- _WORK ITEM_
What is the number of lines in the entries that contain "chart"? Reply with that number only.

- _DATA FOR THIS TASK_

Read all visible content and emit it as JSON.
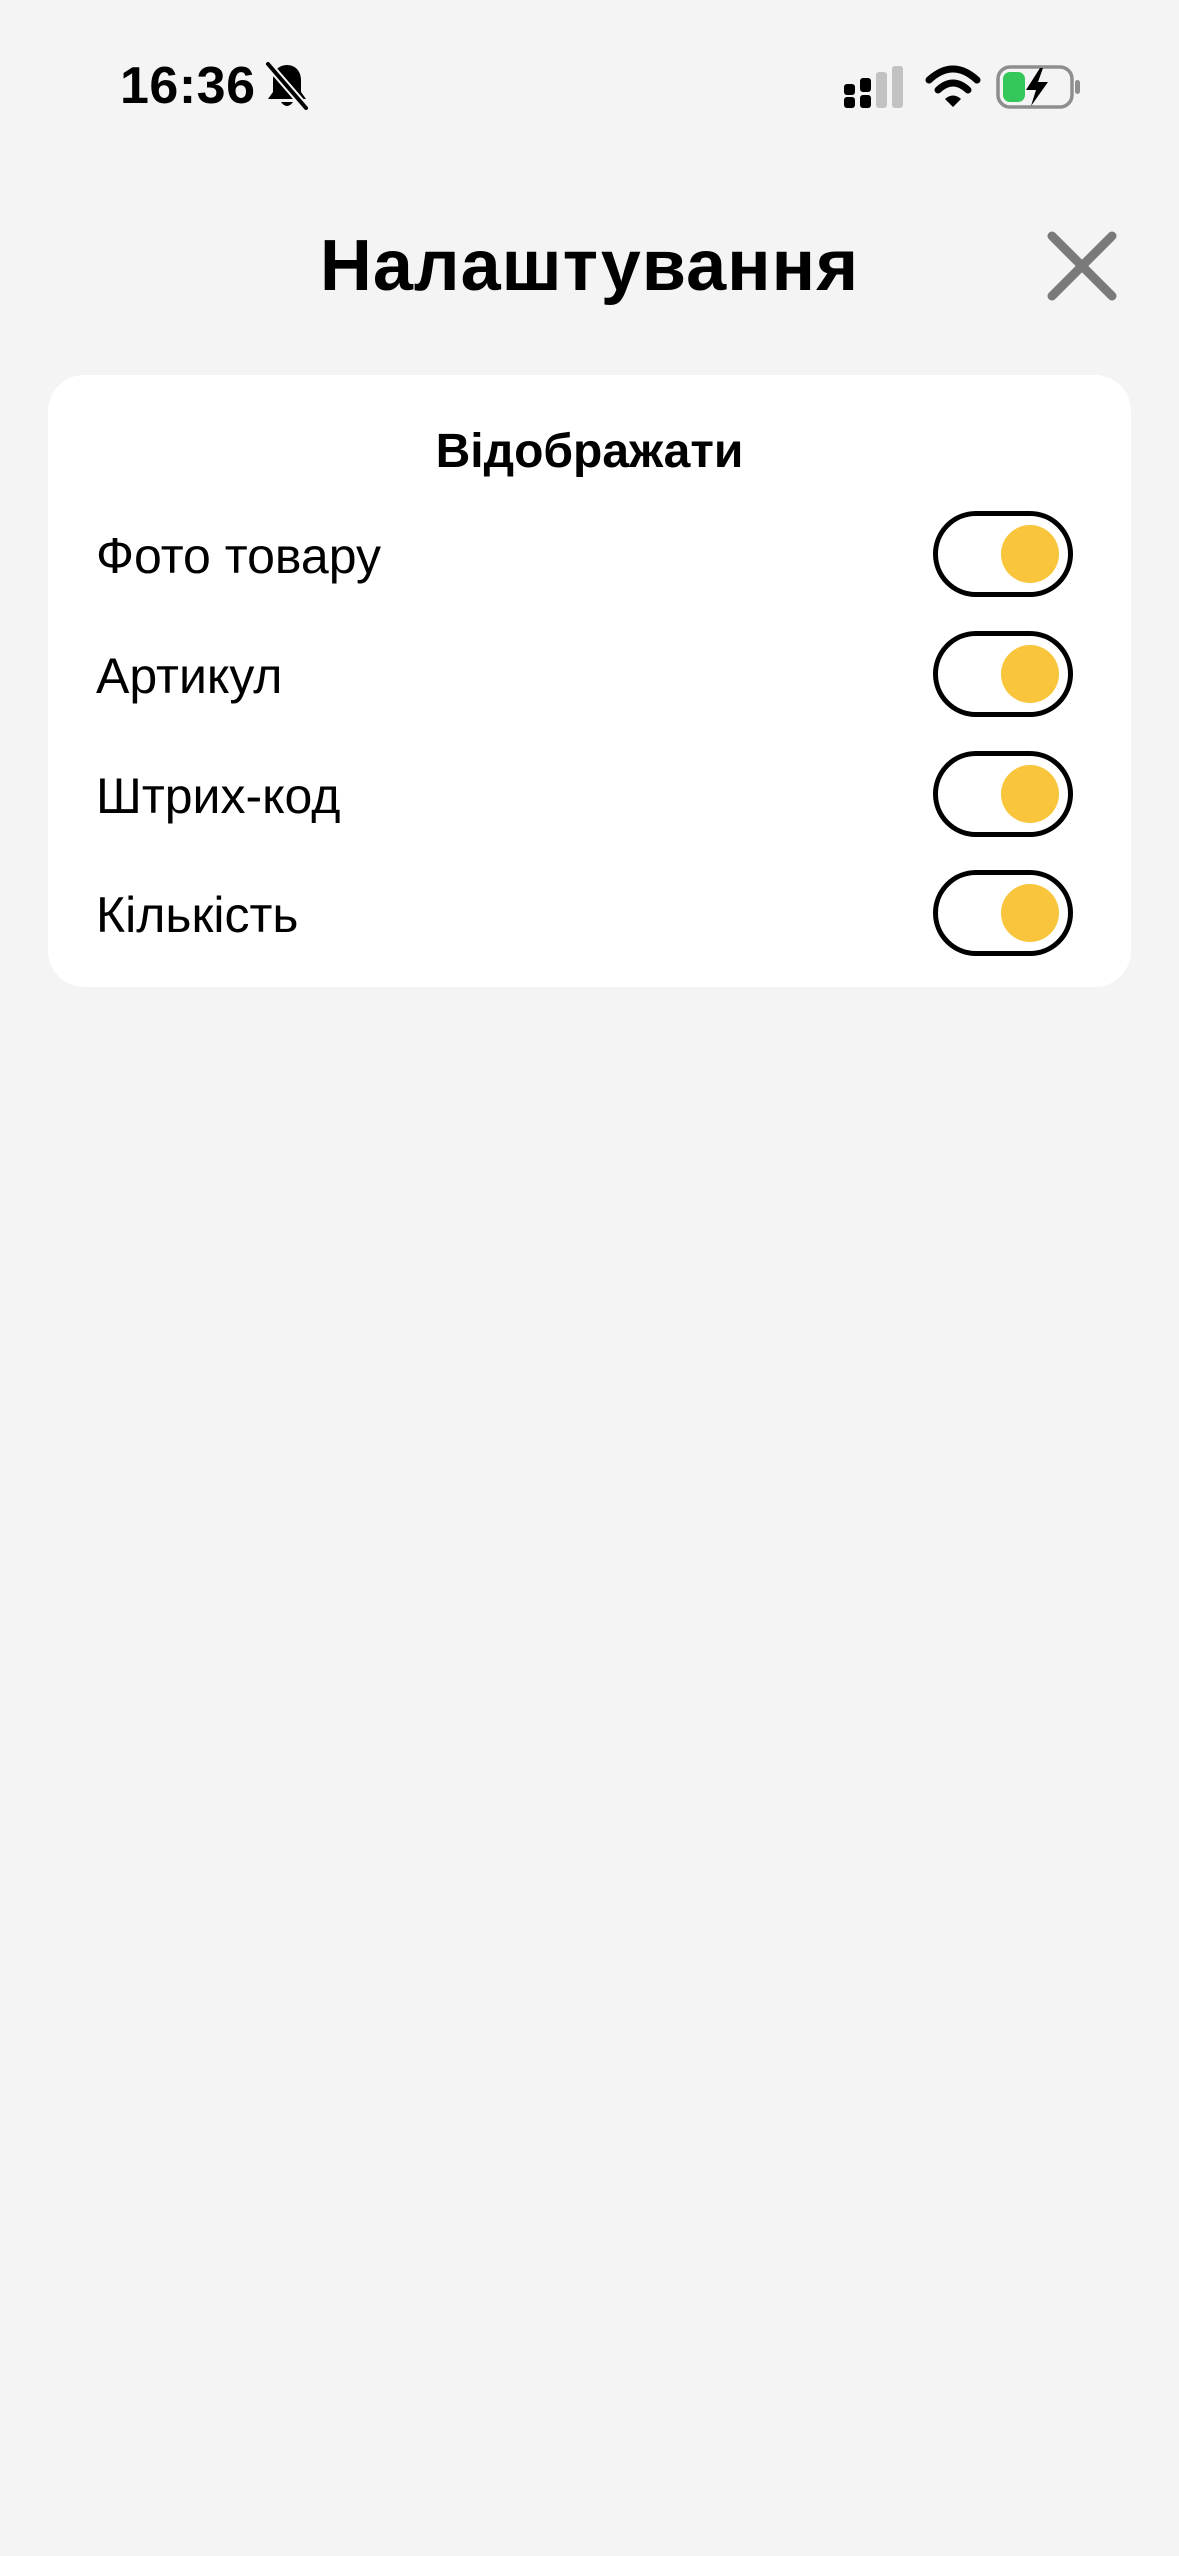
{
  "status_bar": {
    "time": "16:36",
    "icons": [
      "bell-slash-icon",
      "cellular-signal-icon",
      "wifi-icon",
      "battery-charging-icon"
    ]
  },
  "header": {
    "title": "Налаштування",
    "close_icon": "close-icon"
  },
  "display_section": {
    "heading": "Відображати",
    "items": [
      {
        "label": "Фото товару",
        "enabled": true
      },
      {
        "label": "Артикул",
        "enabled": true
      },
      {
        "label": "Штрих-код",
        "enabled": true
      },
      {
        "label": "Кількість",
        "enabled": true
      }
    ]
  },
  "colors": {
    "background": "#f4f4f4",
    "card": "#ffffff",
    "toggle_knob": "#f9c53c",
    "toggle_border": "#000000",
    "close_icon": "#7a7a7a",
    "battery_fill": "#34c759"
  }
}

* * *

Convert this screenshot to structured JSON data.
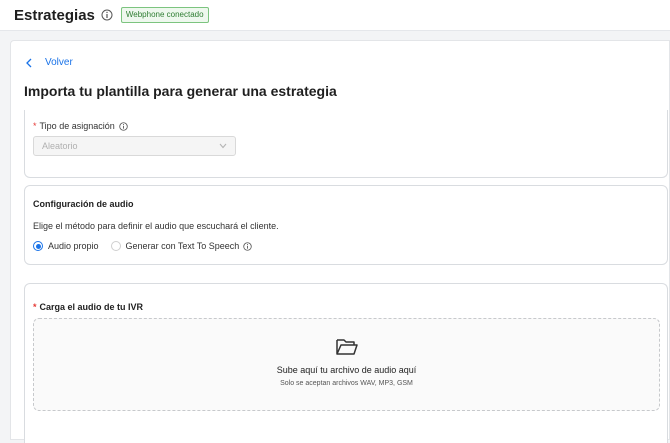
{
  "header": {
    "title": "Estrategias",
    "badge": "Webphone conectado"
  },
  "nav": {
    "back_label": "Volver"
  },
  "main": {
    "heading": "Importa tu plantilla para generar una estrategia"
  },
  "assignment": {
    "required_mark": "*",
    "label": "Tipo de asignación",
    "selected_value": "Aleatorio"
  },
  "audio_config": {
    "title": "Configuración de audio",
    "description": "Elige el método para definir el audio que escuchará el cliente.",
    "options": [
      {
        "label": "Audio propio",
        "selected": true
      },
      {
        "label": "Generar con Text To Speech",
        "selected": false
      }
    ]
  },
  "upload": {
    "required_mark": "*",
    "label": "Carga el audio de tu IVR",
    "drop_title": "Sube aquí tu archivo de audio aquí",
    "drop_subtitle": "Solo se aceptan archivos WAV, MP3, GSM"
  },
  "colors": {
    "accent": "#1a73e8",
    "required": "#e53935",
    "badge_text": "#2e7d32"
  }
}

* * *

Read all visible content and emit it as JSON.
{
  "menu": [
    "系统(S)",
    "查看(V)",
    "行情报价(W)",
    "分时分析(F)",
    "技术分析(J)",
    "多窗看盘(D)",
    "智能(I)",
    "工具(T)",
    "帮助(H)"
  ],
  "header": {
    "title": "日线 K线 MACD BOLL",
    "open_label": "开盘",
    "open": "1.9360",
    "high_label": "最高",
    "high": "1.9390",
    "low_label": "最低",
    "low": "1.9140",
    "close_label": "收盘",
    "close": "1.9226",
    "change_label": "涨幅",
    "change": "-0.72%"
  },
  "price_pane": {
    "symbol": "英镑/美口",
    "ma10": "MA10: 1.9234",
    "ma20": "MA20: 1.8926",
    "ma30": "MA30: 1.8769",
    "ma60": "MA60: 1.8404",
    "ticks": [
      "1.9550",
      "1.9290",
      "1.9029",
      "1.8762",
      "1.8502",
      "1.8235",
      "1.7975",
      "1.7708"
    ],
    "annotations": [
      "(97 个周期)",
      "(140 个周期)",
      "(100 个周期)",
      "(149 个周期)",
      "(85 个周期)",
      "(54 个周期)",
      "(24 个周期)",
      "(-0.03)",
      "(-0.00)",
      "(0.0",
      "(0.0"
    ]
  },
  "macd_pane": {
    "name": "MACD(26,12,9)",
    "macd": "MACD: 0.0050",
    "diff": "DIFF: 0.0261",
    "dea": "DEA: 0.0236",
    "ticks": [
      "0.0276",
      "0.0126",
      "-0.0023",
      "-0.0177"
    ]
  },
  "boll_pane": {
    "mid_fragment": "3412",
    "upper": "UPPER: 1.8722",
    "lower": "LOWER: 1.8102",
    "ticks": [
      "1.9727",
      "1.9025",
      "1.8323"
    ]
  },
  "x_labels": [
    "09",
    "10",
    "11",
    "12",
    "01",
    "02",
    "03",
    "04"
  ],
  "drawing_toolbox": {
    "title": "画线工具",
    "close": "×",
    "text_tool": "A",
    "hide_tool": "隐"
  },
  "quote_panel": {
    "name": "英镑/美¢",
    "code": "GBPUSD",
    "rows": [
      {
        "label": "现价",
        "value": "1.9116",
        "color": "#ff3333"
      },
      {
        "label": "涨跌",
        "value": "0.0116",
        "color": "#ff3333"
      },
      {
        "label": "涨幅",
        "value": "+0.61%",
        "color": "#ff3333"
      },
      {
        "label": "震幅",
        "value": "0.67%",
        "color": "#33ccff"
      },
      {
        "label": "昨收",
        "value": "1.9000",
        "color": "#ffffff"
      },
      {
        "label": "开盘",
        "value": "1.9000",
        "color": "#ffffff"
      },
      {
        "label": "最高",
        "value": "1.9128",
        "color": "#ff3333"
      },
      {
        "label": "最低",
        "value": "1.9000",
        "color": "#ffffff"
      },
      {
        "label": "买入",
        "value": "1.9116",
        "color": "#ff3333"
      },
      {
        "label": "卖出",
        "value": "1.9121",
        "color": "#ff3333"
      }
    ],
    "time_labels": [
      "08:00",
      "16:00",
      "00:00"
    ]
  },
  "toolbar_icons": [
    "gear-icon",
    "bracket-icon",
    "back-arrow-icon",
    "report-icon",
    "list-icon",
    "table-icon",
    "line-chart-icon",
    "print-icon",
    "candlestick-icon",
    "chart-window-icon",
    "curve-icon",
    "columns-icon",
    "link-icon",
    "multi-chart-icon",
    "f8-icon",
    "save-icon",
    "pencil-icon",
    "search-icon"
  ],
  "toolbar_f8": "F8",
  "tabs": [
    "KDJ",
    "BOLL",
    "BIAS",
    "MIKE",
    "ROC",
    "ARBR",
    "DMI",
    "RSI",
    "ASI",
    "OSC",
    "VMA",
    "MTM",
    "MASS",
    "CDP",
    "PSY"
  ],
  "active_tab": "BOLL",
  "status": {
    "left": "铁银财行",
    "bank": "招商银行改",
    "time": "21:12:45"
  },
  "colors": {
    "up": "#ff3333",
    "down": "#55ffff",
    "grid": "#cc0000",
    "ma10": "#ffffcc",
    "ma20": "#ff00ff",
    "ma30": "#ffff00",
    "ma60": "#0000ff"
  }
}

- _SOLUTION TO THIS PROBLEM_
3